In addition to the episodes above, we should highlight the uncertainties surrounding the completion of Petrobras's capitalization process, disclosed in 2009. The government initially announced an addition of 5 billion barrels in reserves, to be paid for through government bonds. However, many market agents have shown concern about the value to be attributed to those barrels, as an excessive figure could lead to a dilution of minority shareholder stakes. However, an internal document changed the discussion’s direction. Seven years earlier, Petrobras's board had approved a code of good practices ensuring preferred shareholders the right to be consulted on relevant issues, including the "valuation of assets for paying for a capital increase". Accordingly, Petrobras decided to install a committee of minority shareholders to monitor the asset valuation process involved in the capitalization. The case illustrates the importance of formalizing governance rules in order to increase political protection at SCCs.
Altogether, the cases presented above show the complexity of the governance issue in state-controlled companies. Themes such as clear definition of each company's primary goal (maximization of results vs. promoting public policies), related party transactions, meritocracy and performance evaluations for senior management, and clear separation of the state's roles as regulator and controller, among others, are fundamental in the enactment of good corporate governance solutions at these companies.

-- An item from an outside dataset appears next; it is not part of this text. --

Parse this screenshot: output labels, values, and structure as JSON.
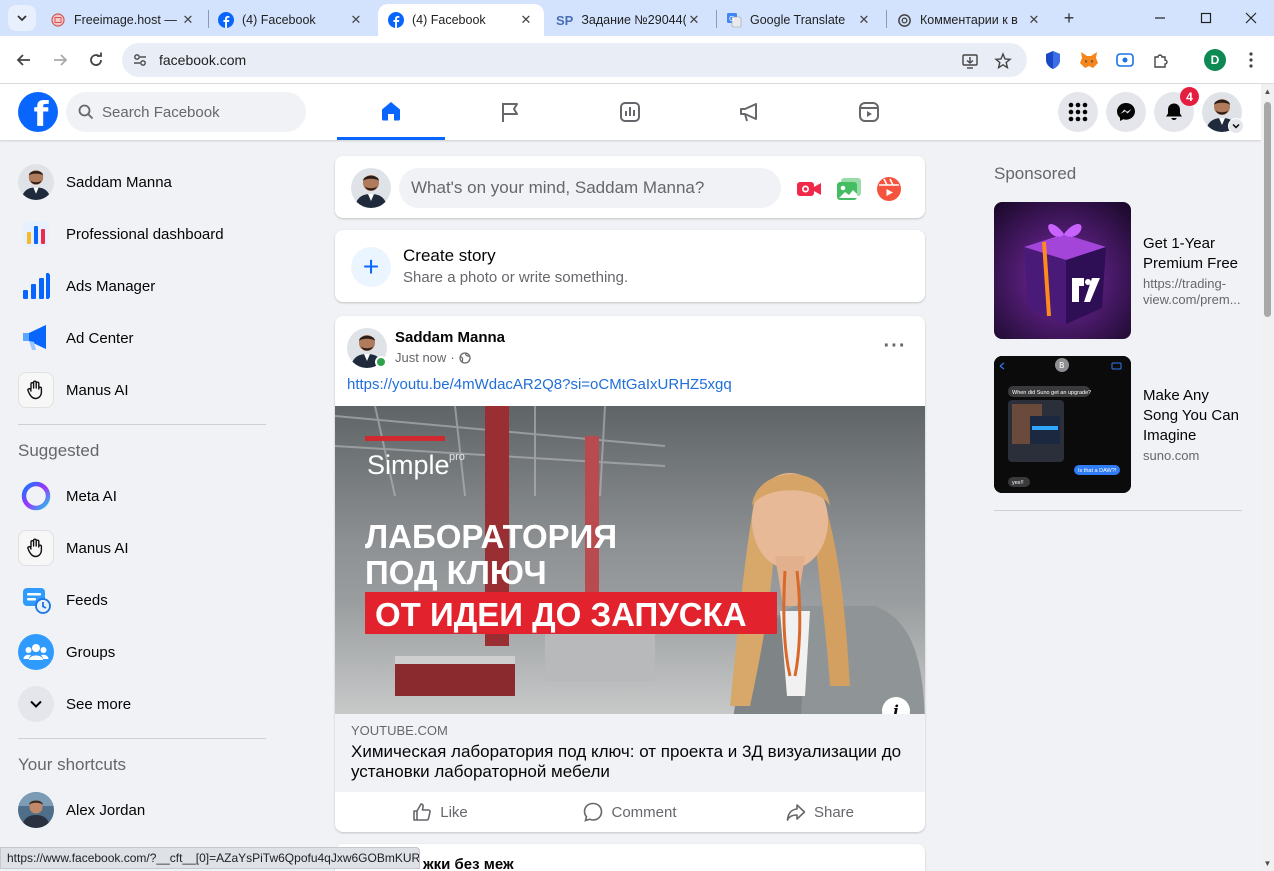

Finally, we should underline that the way to good governance is not straightforward and protection against political interference is never perfect. Well-regarded, exemplary companies with a long history of governance victories, such as Sabesp, are also subject to blunders. This past January 28, the company was forced to republish its 2008 balance sheet due to retirement and pension debts not assumed by the state government and transferred to Sabesp.
Note: State-owned companies can be either entirely owned by the state or mixed-economy companies. The latter are entities with mixed ownership by the government and private sector (investors), with control mandatorily held by the state. As the subject of corporate governance is more often broached at mixed-economy companies, these entities are the focus of this text and designated as "State-Controlled Companies" (SCCs).